— Task instructions —
Search the listing below for the string "swap", then copy every line it appears in.

— Input data —
►

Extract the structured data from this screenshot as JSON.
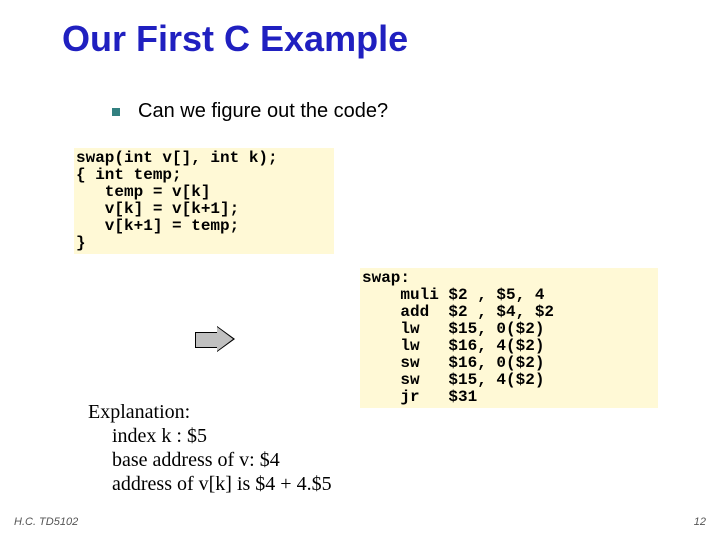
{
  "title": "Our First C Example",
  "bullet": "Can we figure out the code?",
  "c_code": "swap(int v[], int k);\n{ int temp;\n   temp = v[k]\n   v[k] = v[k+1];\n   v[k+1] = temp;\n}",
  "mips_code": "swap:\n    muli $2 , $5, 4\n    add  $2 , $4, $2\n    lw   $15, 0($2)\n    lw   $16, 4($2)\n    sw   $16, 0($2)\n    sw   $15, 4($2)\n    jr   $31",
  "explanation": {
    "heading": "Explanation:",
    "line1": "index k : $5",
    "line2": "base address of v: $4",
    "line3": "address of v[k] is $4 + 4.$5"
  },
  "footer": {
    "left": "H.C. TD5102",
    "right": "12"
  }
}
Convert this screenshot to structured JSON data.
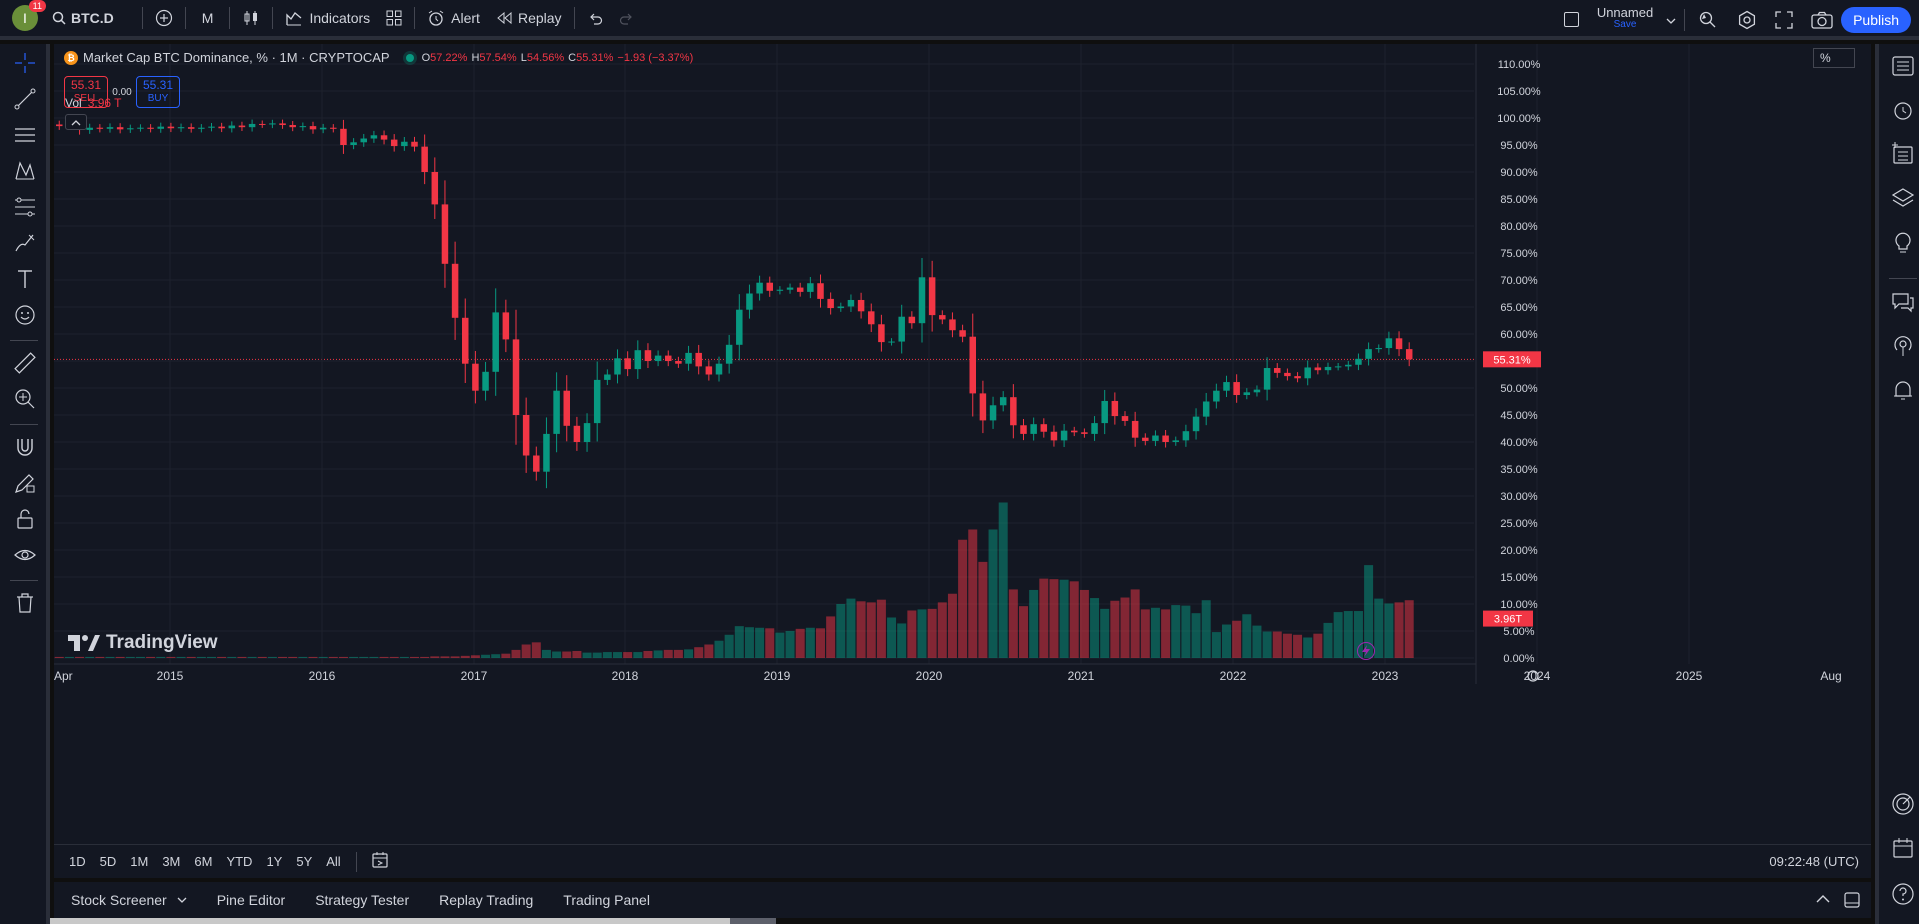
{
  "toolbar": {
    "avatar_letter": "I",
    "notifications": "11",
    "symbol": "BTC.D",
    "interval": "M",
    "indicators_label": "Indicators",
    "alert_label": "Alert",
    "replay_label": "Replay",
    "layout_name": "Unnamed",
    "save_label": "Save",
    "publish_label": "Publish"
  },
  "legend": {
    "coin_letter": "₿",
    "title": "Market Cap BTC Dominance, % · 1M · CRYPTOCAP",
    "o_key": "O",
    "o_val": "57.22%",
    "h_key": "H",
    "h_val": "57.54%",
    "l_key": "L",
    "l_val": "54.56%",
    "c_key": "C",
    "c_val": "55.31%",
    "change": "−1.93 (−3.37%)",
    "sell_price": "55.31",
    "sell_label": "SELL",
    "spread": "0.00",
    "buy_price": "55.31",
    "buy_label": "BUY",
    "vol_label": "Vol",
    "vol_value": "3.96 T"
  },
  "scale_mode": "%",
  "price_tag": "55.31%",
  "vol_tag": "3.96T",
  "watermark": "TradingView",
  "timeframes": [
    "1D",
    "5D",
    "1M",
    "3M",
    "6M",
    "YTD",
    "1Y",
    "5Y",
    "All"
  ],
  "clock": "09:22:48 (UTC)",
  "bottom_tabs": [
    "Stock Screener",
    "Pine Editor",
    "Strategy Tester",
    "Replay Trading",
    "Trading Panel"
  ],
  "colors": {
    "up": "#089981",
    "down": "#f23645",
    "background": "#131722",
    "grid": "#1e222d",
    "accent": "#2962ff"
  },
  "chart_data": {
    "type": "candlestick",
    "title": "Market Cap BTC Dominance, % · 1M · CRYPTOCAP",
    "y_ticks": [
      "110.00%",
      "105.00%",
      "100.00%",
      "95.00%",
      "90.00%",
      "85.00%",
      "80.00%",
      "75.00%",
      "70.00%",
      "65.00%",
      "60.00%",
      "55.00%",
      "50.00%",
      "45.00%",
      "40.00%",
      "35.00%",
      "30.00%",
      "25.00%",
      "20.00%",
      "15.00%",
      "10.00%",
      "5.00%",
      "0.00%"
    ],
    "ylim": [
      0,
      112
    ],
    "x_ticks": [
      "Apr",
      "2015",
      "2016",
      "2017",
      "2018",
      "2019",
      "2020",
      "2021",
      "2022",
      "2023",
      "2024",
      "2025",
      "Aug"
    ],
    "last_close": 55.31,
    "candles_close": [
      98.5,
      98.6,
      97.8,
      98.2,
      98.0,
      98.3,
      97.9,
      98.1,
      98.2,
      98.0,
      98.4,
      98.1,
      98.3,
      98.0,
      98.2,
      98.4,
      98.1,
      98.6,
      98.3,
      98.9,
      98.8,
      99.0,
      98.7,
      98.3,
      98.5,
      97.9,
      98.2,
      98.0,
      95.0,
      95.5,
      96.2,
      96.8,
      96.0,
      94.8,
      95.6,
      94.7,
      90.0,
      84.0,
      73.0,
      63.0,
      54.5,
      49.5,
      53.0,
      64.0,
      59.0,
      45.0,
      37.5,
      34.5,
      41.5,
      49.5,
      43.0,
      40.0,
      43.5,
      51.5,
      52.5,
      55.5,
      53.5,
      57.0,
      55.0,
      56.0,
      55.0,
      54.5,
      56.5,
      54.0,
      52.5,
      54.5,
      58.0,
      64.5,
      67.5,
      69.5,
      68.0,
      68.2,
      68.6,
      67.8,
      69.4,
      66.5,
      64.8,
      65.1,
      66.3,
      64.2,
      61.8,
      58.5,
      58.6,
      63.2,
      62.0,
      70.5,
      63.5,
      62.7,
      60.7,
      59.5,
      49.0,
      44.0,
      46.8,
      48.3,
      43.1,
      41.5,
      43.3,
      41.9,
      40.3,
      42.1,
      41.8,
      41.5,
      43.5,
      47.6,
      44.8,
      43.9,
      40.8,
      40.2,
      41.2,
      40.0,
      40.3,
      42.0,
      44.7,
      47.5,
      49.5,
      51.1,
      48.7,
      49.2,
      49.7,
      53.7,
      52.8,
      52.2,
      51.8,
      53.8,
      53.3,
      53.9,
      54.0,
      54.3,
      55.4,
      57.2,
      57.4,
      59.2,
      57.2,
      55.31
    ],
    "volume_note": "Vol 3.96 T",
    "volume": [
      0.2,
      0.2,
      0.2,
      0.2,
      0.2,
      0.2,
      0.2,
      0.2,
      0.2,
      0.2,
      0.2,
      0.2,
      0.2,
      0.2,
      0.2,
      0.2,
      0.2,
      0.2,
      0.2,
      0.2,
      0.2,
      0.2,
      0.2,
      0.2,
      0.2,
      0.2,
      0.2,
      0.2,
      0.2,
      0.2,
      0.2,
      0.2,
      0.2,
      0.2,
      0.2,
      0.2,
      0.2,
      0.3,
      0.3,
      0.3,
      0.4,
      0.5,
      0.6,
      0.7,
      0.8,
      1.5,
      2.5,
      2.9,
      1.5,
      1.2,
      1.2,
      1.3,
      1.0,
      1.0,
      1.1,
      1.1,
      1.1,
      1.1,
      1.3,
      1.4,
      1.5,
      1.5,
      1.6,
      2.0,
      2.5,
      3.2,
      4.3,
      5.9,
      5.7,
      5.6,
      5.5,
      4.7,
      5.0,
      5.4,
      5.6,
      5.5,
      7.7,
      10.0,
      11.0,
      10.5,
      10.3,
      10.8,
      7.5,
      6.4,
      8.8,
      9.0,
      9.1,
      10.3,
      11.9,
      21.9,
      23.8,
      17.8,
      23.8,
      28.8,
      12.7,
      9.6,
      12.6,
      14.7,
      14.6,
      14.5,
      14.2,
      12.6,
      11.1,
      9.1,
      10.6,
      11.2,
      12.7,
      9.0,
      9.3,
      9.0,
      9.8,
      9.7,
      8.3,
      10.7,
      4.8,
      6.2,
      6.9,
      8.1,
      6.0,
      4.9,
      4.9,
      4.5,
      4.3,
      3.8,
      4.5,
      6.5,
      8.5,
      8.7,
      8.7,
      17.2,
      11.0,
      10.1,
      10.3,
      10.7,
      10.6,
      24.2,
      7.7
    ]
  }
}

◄
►

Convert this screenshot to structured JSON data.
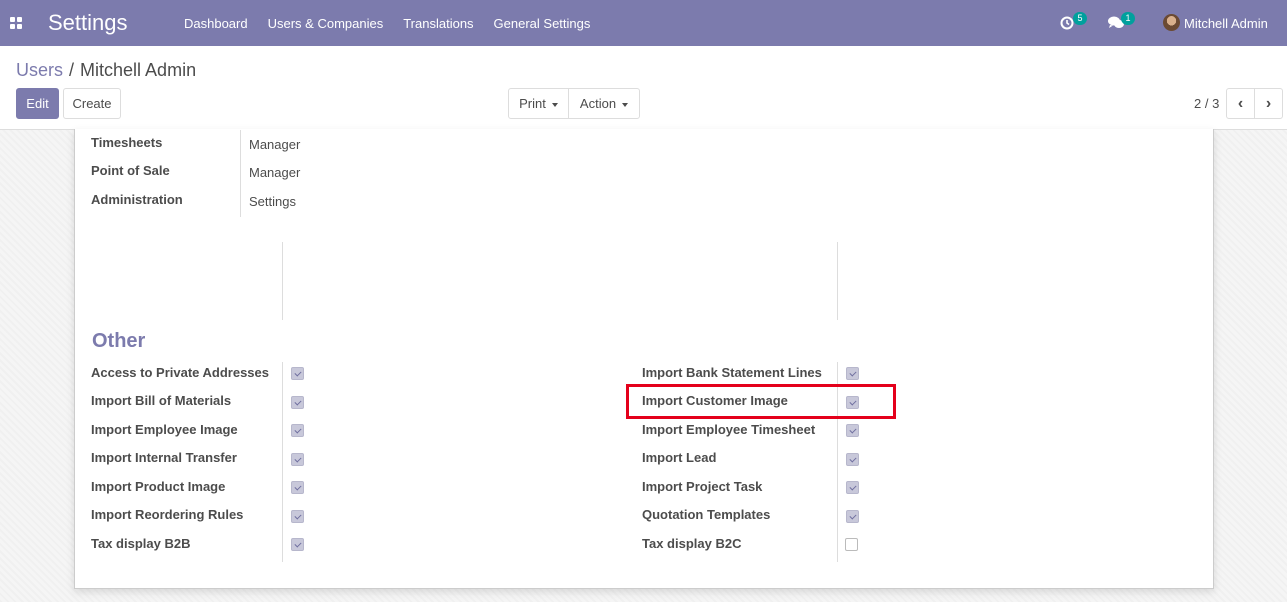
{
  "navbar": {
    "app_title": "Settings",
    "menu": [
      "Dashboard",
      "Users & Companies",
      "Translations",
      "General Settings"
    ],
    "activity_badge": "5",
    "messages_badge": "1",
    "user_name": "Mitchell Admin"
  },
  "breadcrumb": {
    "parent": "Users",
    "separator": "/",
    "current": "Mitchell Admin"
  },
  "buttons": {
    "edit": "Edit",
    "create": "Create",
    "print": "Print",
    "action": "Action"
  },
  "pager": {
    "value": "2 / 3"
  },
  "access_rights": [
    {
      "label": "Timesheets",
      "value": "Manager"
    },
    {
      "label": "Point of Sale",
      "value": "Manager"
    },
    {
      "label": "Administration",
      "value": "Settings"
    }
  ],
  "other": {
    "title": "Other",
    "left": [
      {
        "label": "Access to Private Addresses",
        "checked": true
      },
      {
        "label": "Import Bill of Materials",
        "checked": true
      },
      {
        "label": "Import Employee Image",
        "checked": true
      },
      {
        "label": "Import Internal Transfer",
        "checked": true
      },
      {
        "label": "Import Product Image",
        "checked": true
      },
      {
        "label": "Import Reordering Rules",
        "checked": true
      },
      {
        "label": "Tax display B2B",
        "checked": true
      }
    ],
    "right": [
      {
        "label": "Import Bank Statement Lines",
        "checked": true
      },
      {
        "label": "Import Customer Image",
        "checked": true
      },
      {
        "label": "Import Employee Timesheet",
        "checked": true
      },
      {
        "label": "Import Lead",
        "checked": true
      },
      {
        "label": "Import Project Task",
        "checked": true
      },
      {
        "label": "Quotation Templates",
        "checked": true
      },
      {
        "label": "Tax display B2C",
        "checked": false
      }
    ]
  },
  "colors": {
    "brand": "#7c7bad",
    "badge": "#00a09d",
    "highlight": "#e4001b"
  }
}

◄

— Written reply —
  "c_code": "swap(int v[], int k);\n{ int temp;\n   temp = v[k]\n   v[k] = v[k+1];\n   v[k+1] = temp;\n}",
  "mips_code": "swap:\n    muli $2 , $5, 4\n    add  $2 , $4, $2\n    lw   $15, 0($2)\n    lw   $16, 4($2)\n    sw   $16, 0($2)\n    sw   $15, 4($2)\n    jr   $31",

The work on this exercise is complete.